This myth about streaming music services (the subscription model) supporting artists is at best a crooked interpretation and at worst a malignant cancer coursing through the backbone of music culture and creativity.

Spotify have even refused to disclose their finances with regard to royalty payments. (Assume you will have to count through infinite decimal points before you find a positive integer), and yet at the same time they are paying huge amounts in licensing fees to the record companies (who co-incidentally are substantial shareholders in Spotify).

In reality the old music industry model of artists being contractually fleeced has been ushered in through the back door via the streaming model.

Sorry to mention Spotify again but the founder Daniel Ek was recently named no.10 in the UK’s rich list with a £190 million fortune. For a company only launched in 2008 that’s an incredible sum. I wonder where all the royalty money went?. http://www.hollywoodreporter.com/news/spotify-daniel-ek-net-worth-317745

Spotify and their refusal to become transparent (we can all make an educated guess on why that won’t be soon) is tantamount to an admission of guilt. On May 22nd 2012, Radio reporter Sophie McNeill published an interview with Spotify Managing director Kate Vale. The interview was astounding in that the secrecy and lack of transparency displayed by Vale was almost comical:

McNeill: Is Spotify going to make public its finances when it comes to contracts with the labels and how much they receive per play of the songs that they own?

Vale: I don’t think so at this stage.

McNeill: Why?


Vale: I’m not sure.

McNeill: Well, can you understand then why music lovers, bands, people involved in the industry are worried about something like this that could so dramatically change the way we consume music?  And then when I ask you about disclosing it, and you say, ‘no, I don’t have a reason,’ I mean-

Vale: Well, I just don’t know to be honest.

Full article here

So, no i’m not convinced about streaming or the cloud streaming services that our kids will grow up with. The technology is fine but the archaic and manipulative way it is being used is frankly an outrage.

Please share and tweet this article if you care about ethics and the future of music.

Is Piracy The Only Thing Artists Should Be Worried About?

Interesting infographic. Seems artists are getting the thin end of the wedge for both recorded work and live shows. Aurovine is changing this by giving all the control back to artists.
www.aurovine.com
How piracy and the industry rip off artists.
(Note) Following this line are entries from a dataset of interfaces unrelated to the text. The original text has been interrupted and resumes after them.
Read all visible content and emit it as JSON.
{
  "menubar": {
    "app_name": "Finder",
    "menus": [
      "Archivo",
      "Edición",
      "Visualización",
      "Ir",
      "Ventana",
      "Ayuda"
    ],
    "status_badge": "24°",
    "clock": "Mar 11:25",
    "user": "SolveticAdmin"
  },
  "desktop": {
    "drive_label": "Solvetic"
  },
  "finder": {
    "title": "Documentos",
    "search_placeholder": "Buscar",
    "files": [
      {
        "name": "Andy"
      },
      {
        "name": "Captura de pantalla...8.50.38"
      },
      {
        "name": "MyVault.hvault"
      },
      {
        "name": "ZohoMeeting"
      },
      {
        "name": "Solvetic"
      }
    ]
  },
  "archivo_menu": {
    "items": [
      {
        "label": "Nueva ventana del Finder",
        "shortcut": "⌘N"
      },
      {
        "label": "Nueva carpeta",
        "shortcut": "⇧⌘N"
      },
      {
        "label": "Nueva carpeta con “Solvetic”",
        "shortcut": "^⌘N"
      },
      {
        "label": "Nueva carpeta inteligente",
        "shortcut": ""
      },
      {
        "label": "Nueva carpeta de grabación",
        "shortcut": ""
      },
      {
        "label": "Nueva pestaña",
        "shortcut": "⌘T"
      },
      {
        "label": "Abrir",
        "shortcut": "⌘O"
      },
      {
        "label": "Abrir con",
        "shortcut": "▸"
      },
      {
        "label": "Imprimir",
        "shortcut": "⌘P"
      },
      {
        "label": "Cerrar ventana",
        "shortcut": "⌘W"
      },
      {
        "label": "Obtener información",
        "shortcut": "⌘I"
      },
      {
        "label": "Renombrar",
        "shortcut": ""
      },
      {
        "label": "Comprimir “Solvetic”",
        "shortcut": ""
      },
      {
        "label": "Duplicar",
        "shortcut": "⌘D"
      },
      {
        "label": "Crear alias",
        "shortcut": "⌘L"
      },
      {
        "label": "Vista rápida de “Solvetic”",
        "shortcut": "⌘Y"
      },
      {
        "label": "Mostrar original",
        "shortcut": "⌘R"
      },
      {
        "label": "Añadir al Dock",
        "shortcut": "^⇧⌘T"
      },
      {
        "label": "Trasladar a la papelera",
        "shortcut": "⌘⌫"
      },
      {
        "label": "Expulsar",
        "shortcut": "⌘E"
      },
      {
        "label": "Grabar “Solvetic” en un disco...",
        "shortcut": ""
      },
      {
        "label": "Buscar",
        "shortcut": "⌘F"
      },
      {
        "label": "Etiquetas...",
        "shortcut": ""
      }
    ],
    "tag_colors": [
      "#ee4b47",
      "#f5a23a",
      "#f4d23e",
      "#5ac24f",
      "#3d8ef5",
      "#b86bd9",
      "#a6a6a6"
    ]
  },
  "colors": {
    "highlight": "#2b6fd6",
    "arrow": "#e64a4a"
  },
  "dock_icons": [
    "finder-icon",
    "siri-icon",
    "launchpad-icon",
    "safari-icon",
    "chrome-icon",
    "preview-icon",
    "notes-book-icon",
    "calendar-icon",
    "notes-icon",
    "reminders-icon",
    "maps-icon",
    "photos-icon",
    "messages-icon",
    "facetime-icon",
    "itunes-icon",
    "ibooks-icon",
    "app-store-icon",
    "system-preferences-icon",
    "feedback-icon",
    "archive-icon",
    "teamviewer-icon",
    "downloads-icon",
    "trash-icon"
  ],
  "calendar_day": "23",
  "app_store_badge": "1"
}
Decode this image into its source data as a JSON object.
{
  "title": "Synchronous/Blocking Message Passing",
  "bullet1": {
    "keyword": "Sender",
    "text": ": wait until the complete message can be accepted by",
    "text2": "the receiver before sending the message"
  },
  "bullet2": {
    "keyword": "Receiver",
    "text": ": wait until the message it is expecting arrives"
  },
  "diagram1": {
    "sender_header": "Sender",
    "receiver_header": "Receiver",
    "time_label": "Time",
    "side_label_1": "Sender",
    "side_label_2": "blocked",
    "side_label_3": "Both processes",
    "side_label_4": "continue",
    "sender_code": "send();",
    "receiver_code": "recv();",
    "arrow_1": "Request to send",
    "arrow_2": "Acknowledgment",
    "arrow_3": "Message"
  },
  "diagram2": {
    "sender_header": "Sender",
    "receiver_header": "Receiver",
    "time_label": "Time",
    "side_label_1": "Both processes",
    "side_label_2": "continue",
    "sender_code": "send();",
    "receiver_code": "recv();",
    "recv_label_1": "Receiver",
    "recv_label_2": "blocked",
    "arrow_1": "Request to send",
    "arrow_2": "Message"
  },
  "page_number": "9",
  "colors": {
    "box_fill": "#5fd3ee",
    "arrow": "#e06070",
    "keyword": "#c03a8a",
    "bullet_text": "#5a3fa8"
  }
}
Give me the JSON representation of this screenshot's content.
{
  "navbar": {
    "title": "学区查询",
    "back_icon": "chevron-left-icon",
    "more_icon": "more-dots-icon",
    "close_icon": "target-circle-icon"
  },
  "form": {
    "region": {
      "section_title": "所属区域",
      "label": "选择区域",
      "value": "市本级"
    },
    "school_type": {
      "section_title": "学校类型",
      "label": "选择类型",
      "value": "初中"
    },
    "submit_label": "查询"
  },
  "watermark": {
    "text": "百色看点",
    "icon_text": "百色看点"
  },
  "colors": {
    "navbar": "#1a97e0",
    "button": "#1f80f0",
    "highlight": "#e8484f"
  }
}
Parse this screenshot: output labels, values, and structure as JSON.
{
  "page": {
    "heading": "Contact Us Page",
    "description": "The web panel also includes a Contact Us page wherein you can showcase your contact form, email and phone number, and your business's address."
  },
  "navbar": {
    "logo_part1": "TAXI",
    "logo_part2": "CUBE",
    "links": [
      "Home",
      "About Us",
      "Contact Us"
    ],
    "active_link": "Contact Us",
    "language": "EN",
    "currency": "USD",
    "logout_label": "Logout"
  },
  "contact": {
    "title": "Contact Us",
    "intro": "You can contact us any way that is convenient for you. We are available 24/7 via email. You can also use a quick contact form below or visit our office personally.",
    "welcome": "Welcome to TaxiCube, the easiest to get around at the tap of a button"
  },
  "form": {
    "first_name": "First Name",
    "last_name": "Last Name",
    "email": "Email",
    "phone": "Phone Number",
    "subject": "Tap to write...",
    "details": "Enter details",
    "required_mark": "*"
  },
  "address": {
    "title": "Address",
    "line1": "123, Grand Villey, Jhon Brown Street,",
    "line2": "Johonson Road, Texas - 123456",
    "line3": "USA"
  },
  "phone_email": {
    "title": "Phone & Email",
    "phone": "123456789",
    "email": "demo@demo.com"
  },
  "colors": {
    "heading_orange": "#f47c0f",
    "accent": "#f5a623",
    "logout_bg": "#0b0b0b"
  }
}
Will digital save music?

digital music ipod

There’s an uneasy tension in the digital music marketplace. Rumblings of unrest with streaming services such as Spotify, new platforms emerging empowering the people that matter i.e the artists and fans, CD sales plummeting and piracy (both in execution and attempted control) still a major issue.

Perhaps a tentative pointer to the future of the industry was the RIAA announcement that sales were on the up for the first time in over a decade. As ever the devil is in the detail.

Digital sales were up by 25% at 1.1 billion dollars while (more worryingly) subscription services were up 13% to $241 million.
The perplexing battle for control between the heavyweight music industry platforms (such as Spotify) and the more ethical services offering fairer accounting models is at the crux of the issue.

Ultimately, both models may survive but it is highly likely that useability, early technology adoption and development may prove more important than artist rosters. Getting a ‘deal’ is increasingly being seen as ridiculous and crass.

While stopping short of becoming an out and out revolution the situation does bear some resemblance to year zero when punk battled with the bloated industry and came out the other side semi-victorious having altered the landscape irrevocably.

2012 will be an interesting year, a veritable gold rush for developers, muso’s, hacks, pimps and thieves. The fittest and most intelligent will survive unless battered into submission by the old guard. Blood may well be spilled.

Source of data: Business Review USA

Digital Download Debate?